Another interesting record at the India Office Library in London is the manuscript of the Colonial and Indian Exhibition: Indian Catalogue 1886. Under the heading Bengal Div XIII, loom embroidered fabrics, silk, cotton and woolen thread: sub section Nos. 239, 264, etc. it is recorded as follow: `From Dacca, loom worked jamdani pieces both white and coloured, No 239 Shahburga chawal-dana piece lent by Nawab Ahsanullah of Dacca ' This account indicated that the patronage of loom fabrics by the Nawab family continued till very recent times, but the material referred to is jamdani and not the old fine muslin. We may therefore deduce that there was no high quality `Dacca muslin' produced after the 1890's since, by then, the cultivation of cotton had been completely substituted by indigo and jute plantations which the British rulers found a much more lucrative trade item. The fabled muslin disappeared because the unique raw cotton was no longer available. This fact can give culture activists a point to ponder, that if cotton plantations are revived, the gifted Dhaka weavers can still produce the muslin of old
Turai / belun (roller-beam)
Vanga or East Bengal had grown its townships, commerce and industries over the period approximately of 1000 B.C. and the Indo-Gangetic Civilisation had reached fruition, imbibing and fusing with the earlier Indus Valley culture.
The Bengali race is a mixture of Mongoloid, Arakanese, Burmese and Assamese peoples with the Aboriginal river, forest and agro-based peoples of old Vanga. The most recent entry of outsiders started in the 8th century A.D. (up to the 12th century) when Buddhist influence was at its height and the great monasteries at Paharpur and Mainamati testify to that influence. The Pala and Sena Dynasty overcame Buddhism and its followers sought safety in the hilly regions of Rangamati, Bandarban, Khagrachari etc. They form some interesting Tribal population of the country.

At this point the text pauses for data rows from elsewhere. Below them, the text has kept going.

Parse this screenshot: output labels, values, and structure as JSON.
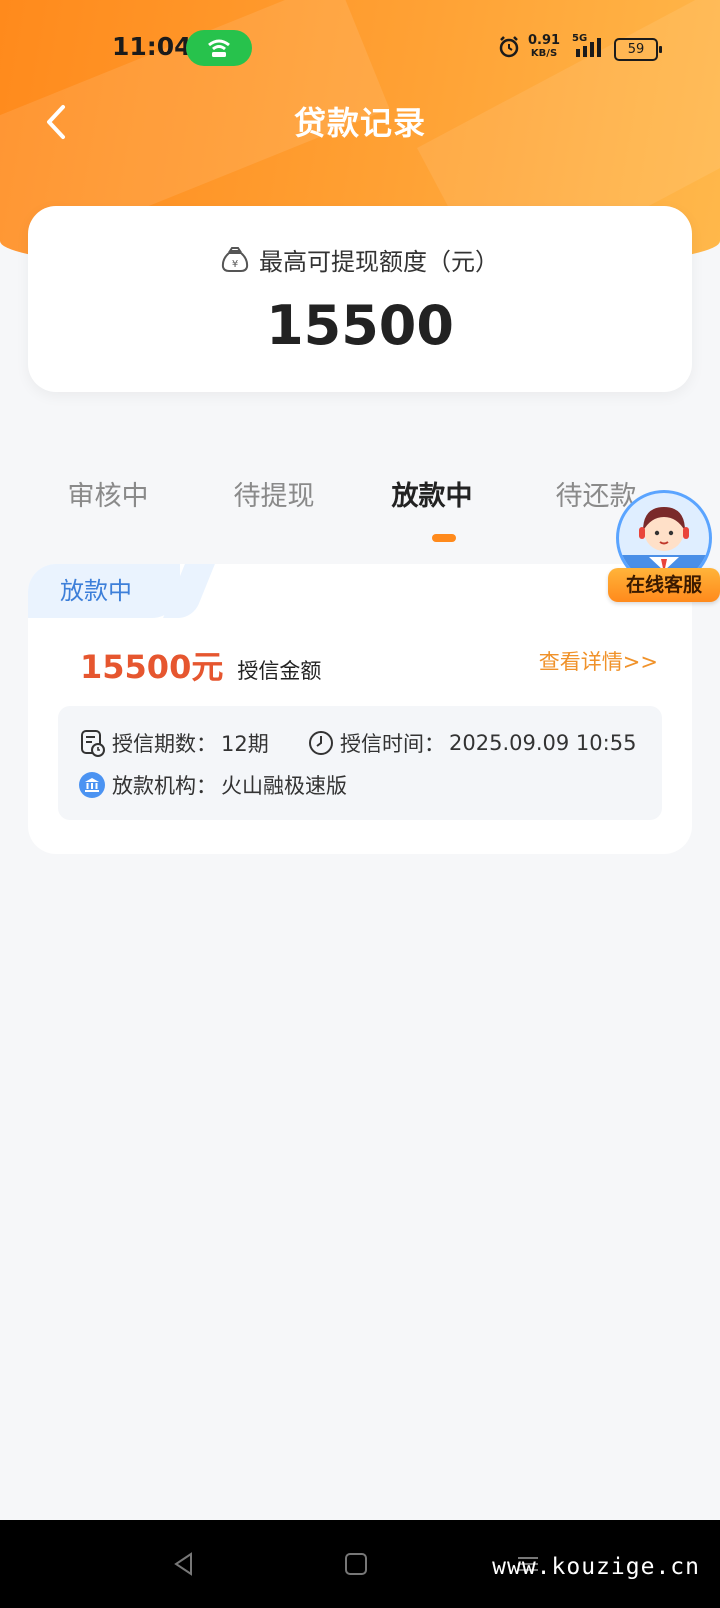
{
  "status_bar": {
    "time": "11:04",
    "net_speed": "0.91",
    "net_unit": "KB/S",
    "network": "5G",
    "battery": "59"
  },
  "header": {
    "title": "贷款记录"
  },
  "quota": {
    "label": "最高可提现额度（元）",
    "value": "15500"
  },
  "tabs": [
    {
      "label": "审核中"
    },
    {
      "label": "待提现"
    },
    {
      "label": "放款中",
      "active": true
    },
    {
      "label": "待还款"
    }
  ],
  "record": {
    "status": "放款中",
    "amount": "15500元",
    "amount_label": "授信金额",
    "detail_link": "查看详情>>",
    "period_label": "授信期数：",
    "period_value": "12期",
    "time_label": "授信时间：",
    "time_value": "2025.09.09 10:55",
    "institution_label": "放款机构：",
    "institution_value": "火山融极速版"
  },
  "service": {
    "label": "在线客服"
  },
  "watermark": "www.kouzige.cn",
  "colors": {
    "accent": "#ff8a1c",
    "amount": "#e6562f",
    "link": "#f0922a",
    "tag": "#3d7fd9"
  }
}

The Tribals of the Chittagong Hill Tracts consist of ten main tribes, belonging to the Chakma, Tripura, Tonchangya, Roeng, Pangue, Tusha, Moru, Khumi, Chak and Khyeyng. Several, but not all of these tribes had a weaving tradition. The Chakmas, an important tribe, who follow Buddhism, produce handloom cloth, which carries an ancient link with tribal or indigenous communities in larger Asia. Weaving in Buddhist tradition holds spiritual and ritualistic overtones. In fact some textiles are considered as sacred, such as those woven to commemorate the death of a person and also those woven for marriage ceremonies. There is a special cloth made of hand spun yarn and woven specially as an act of charity. Such long pieces of fabric are made by Chakma women and hung out in open spaces or forest areas on a tall bamboo, as a gift to the monks. Buddhist monks eat from charity (they do not cook their own food) and also they cannot purchase their garments. They receive gifts of their robes from the community, who hang the material in the open, and any monk whose clothes have worn out can cut off a piece to fulfill the needs of his apparel.
Names of Designs :

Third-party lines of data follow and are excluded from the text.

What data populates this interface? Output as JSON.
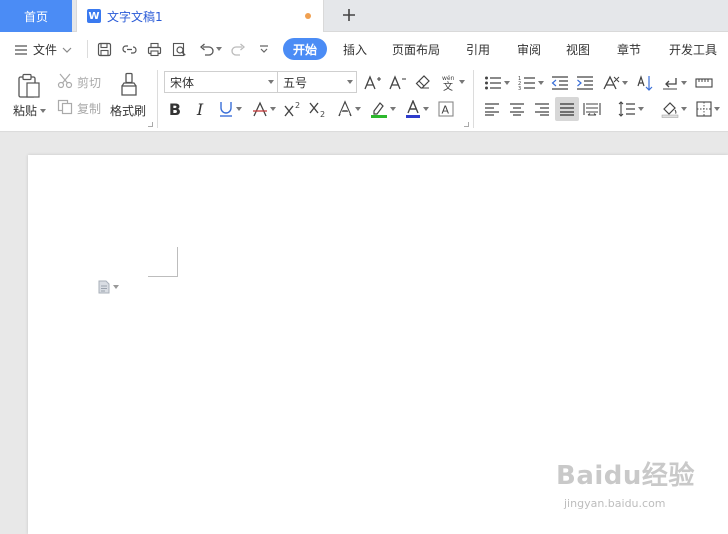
{
  "tabs": {
    "home": "首页",
    "document": "文字文稿1"
  },
  "menu": {
    "file": "文件",
    "tabs": [
      "开始",
      "插入",
      "页面布局",
      "引用",
      "审阅",
      "视图",
      "章节",
      "开发工具"
    ]
  },
  "ribbon": {
    "paste": "粘贴",
    "cut": "剪切",
    "copy": "复制",
    "format_painter": "格式刷",
    "font_name": "宋体",
    "font_size": "五号"
  },
  "watermark": {
    "brand": "Baidu经验",
    "url": "jingyan.baidu.com"
  },
  "colors": {
    "accent": "#4b8cf5",
    "highlight": "#2db82d",
    "font_color": "#2f3ccc",
    "modified_dot": "#f0a050"
  }
}
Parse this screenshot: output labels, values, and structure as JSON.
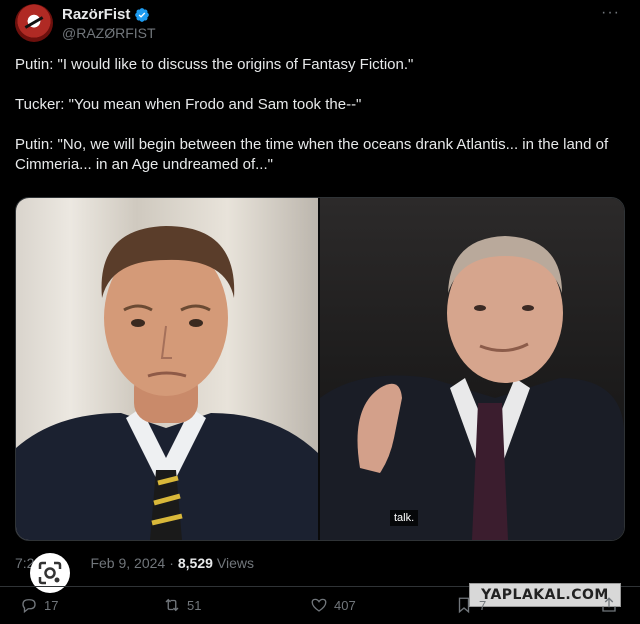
{
  "author": {
    "display_name": "RazörFist",
    "handle": "@RAZØRFIST",
    "verified_color": "#1d9bf0"
  },
  "more_icon": "more-icon",
  "tweet": {
    "lines": [
      "Putin: \"I would like to discuss the origins of Fantasy Fiction.\"",
      "Tucker: \"You mean when Frodo and Sam took the--\"",
      "Putin: \"No, we will begin between the time when the oceans drank Atlantis... in the land of Cimmeria... in an Age undreamed of...\""
    ]
  },
  "media": {
    "caption": "talk."
  },
  "meta": {
    "time": "7:2",
    "date": "Feb 9, 2024",
    "separator": "·",
    "views_count": "8,529",
    "views_label": "Views"
  },
  "actions": {
    "replies": "17",
    "reposts": "51",
    "likes": "407",
    "bookmarks": "7"
  },
  "watermark": "YAPLAKAL.COM",
  "colors": {
    "background": "#000000",
    "text": "#e7e9ea",
    "muted": "#71767b"
  }
}
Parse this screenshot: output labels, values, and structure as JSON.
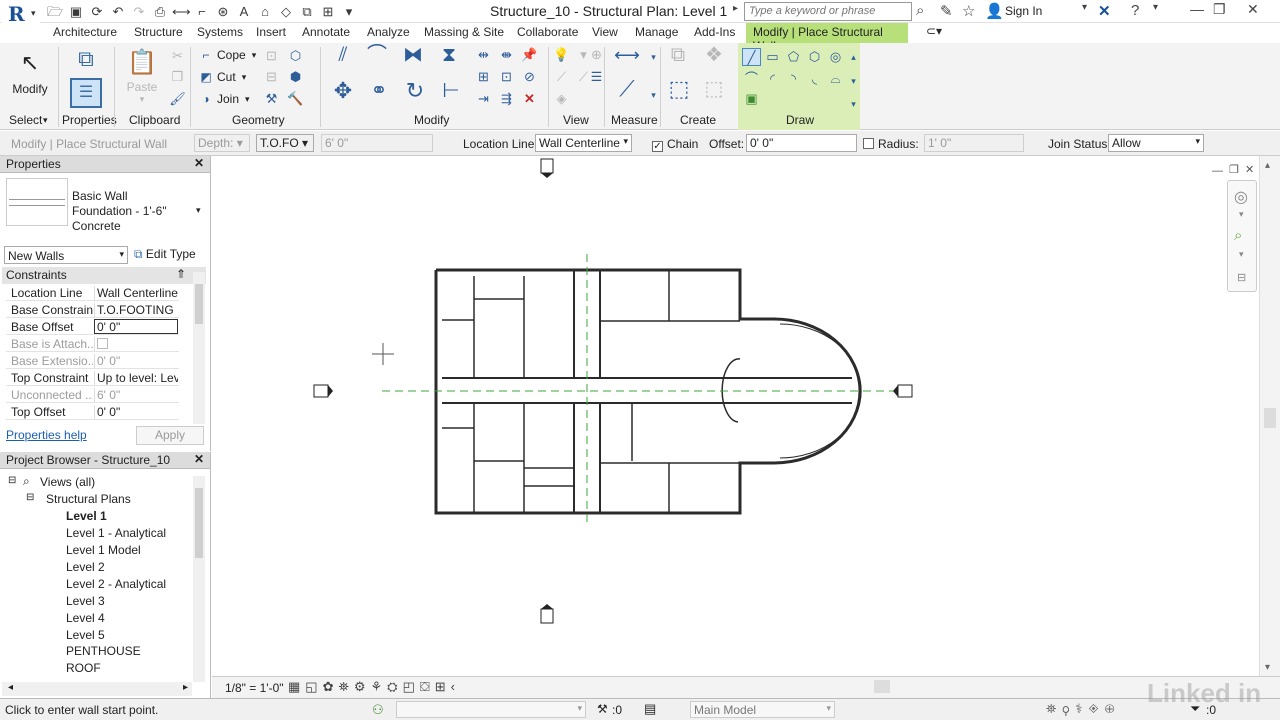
{
  "window": {
    "title": "Structure_10 - Structural Plan: Level 1",
    "search_placeholder": "Type a keyword or phrase",
    "signin": "Sign In"
  },
  "tabs": [
    "Architecture",
    "Structure",
    "Systems",
    "Insert",
    "Annotate",
    "Analyze",
    "Massing & Site",
    "Collaborate",
    "View",
    "Manage",
    "Add-Ins"
  ],
  "context_tab": "Modify | Place Structural Wall",
  "ribbon": {
    "modify": "Modify",
    "properties": "Properties",
    "paste": "Paste",
    "cope": "Cope",
    "cut": "Cut",
    "join": "Join",
    "panels": {
      "select": "Select",
      "properties": "Properties",
      "clipboard": "Clipboard",
      "geometry": "Geometry",
      "modify": "Modify",
      "view": "View",
      "measure": "Measure",
      "create": "Create",
      "draw": "Draw"
    }
  },
  "options": {
    "context": "Modify | Place Structural Wall",
    "depth_label": "Depth:",
    "depth_level": "T.O.FO",
    "depth_value": "6'  0\"",
    "location_line_label": "Location Line:",
    "location_line": "Wall Centerline",
    "chain_label": "Chain",
    "offset_label": "Offset:",
    "offset_value": "0'  0\"",
    "radius_label": "Radius:",
    "radius_value": "1'  0\"",
    "join_status_label": "Join Status:",
    "join_status": "Allow"
  },
  "properties": {
    "title": "Properties",
    "type_line1": "Basic Wall",
    "type_line2": "Foundation - 1'-6\"",
    "type_line3": "Concrete",
    "filter": "New Walls",
    "edit_type": "Edit Type",
    "section": "Constraints",
    "rows": [
      {
        "k": "Location Line",
        "v": "Wall Centerline"
      },
      {
        "k": "Base Constraint",
        "v": "T.O.FOOTING"
      },
      {
        "k": "Base Offset",
        "v": "0'  0\""
      },
      {
        "k": "Base is Attach...",
        "v": ""
      },
      {
        "k": "Base Extensio...",
        "v": "0'  0\""
      },
      {
        "k": "Top Constraint",
        "v": "Up to level: Lev..."
      },
      {
        "k": "Unconnected ...",
        "v": "6'  0\""
      },
      {
        "k": "Top Offset",
        "v": "0'  0\""
      }
    ],
    "help": "Properties help",
    "apply": "Apply"
  },
  "browser": {
    "title": "Project Browser - Structure_10",
    "root": "Views (all)",
    "group": "Structural Plans",
    "items": [
      "Level 1",
      "Level 1 - Analytical",
      "Level 1 Model",
      "Level 2",
      "Level 2 - Analytical",
      "Level 3",
      "Level 4",
      "Level 5",
      "PENTHOUSE",
      "ROOF"
    ]
  },
  "viewbar": {
    "scale": "1/8\" = 1'-0\""
  },
  "status": {
    "message": "Click to enter wall start point.",
    "worksets": ":0",
    "model": "Main Model",
    "filter_count": ":0"
  },
  "watermark": "Linked in"
}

There are hundreds of patterns but a good weaver must learn. Some of the most famous designs are:
1. Begum bichi - seed of eggplant.

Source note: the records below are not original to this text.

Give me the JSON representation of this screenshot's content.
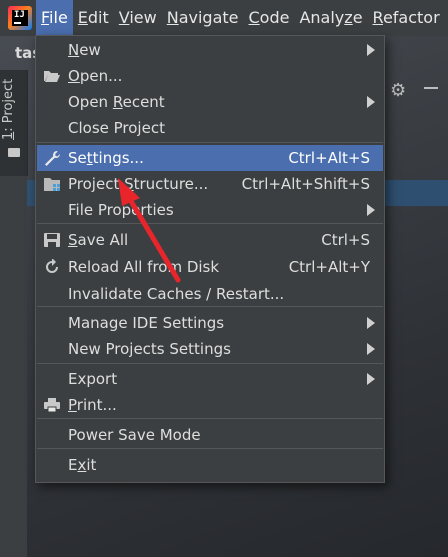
{
  "menubar": {
    "items": [
      {
        "label": "File",
        "mnemonic": "F"
      },
      {
        "label": "Edit",
        "mnemonic": "E"
      },
      {
        "label": "View",
        "mnemonic": "V"
      },
      {
        "label": "Navigate",
        "mnemonic": "N"
      },
      {
        "label": "Code",
        "mnemonic": "C"
      },
      {
        "label": "Analyze",
        "mnemonic": "z"
      },
      {
        "label": "Refactor",
        "mnemonic": "R"
      }
    ]
  },
  "background": {
    "title_fragment": "tas",
    "side_tab_label": "1: Project",
    "side_tab_mnemonic": "1"
  },
  "file_menu": {
    "groups": [
      [
        {
          "label": "New",
          "mnemonic": "N",
          "submenu": true
        },
        {
          "label": "Open...",
          "mnemonic": "O",
          "icon": "folder-open-icon"
        },
        {
          "label": "Open Recent",
          "mnemonic": "R",
          "submenu": true
        },
        {
          "label": "Close Project"
        }
      ],
      [
        {
          "label": "Settings...",
          "mnemonic": "t",
          "shortcut": "Ctrl+Alt+S",
          "icon": "wrench-icon",
          "highlighted": true
        },
        {
          "label": "Project Structure...",
          "mnemonic": "S",
          "shortcut": "Ctrl+Alt+Shift+S",
          "icon": "project-structure-icon"
        },
        {
          "label": "File Properties",
          "submenu": true
        }
      ],
      [
        {
          "label": "Save All",
          "mnemonic": "S",
          "shortcut": "Ctrl+S",
          "icon": "save-icon"
        },
        {
          "label": "Reload All from Disk",
          "shortcut": "Ctrl+Alt+Y",
          "icon": "reload-icon"
        },
        {
          "label": "Invalidate Caches / Restart..."
        }
      ],
      [
        {
          "label": "Manage IDE Settings",
          "submenu": true
        },
        {
          "label": "New Projects Settings",
          "submenu": true
        }
      ],
      [
        {
          "label": "Export",
          "submenu": true
        },
        {
          "label": "Print...",
          "mnemonic": "P",
          "icon": "print-icon"
        }
      ],
      [
        {
          "label": "Power Save Mode"
        }
      ],
      [
        {
          "label": "Exit",
          "mnemonic": "x"
        }
      ]
    ]
  },
  "colors": {
    "menubar_bg": "#3c3f41",
    "menu_bg": "#3c3f41",
    "highlight": "#4b6eaf",
    "annotation_arrow": "#e8252b"
  }
}
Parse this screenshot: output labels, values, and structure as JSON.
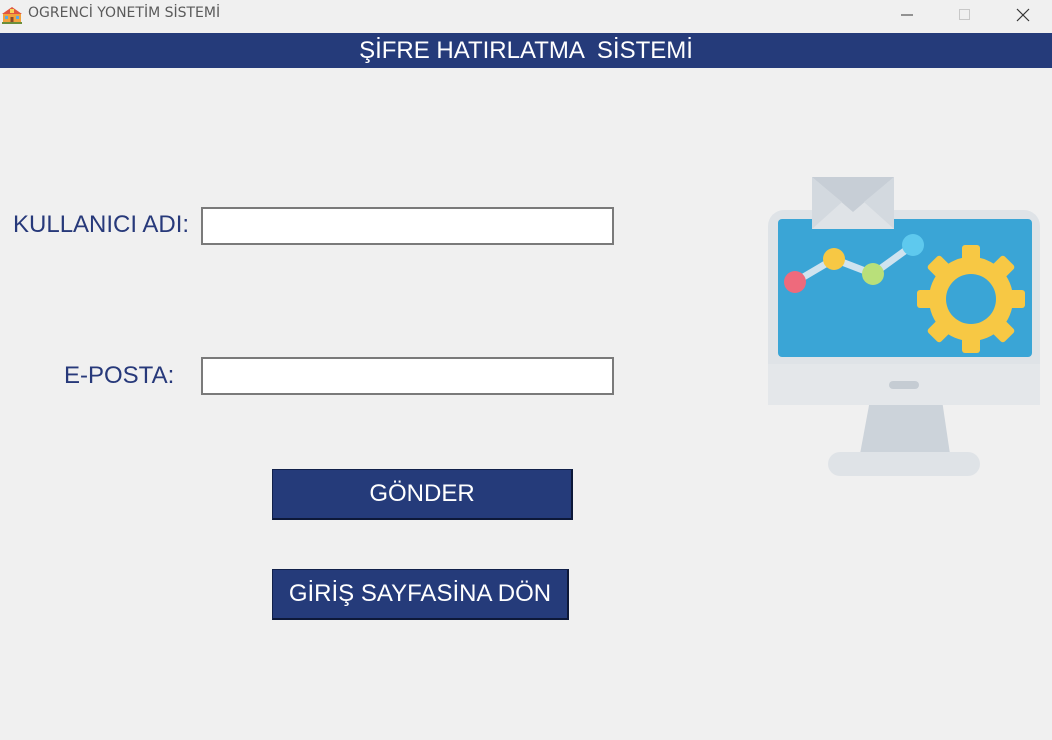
{
  "window": {
    "title": "OGRENCİ YONETİM SİSTEMİ"
  },
  "header": {
    "title": "ŞİFRE HATIRLATMA  SİSTEMİ"
  },
  "form": {
    "username_label": "KULLANICI ADI:",
    "username_value": "",
    "email_label": "E-POSTA:",
    "email_value": "",
    "send_button": "GÖNDER",
    "back_button": "GİRİŞ SAYFASİNA DÖN"
  },
  "colors": {
    "header_bg": "#253b7a",
    "label_text": "#27397a",
    "window_bg": "#f0f0f0"
  },
  "icons": {
    "app": "school-building-icon",
    "illustration": "computer-mail-settings-icon"
  }
}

Stick counts refer to the number of small sticks inserted in the threads to form the motif. They go up from sixteen to thirty-eight lines in a single pattern. These form the complicated geometric designs of Chakma loom fabric.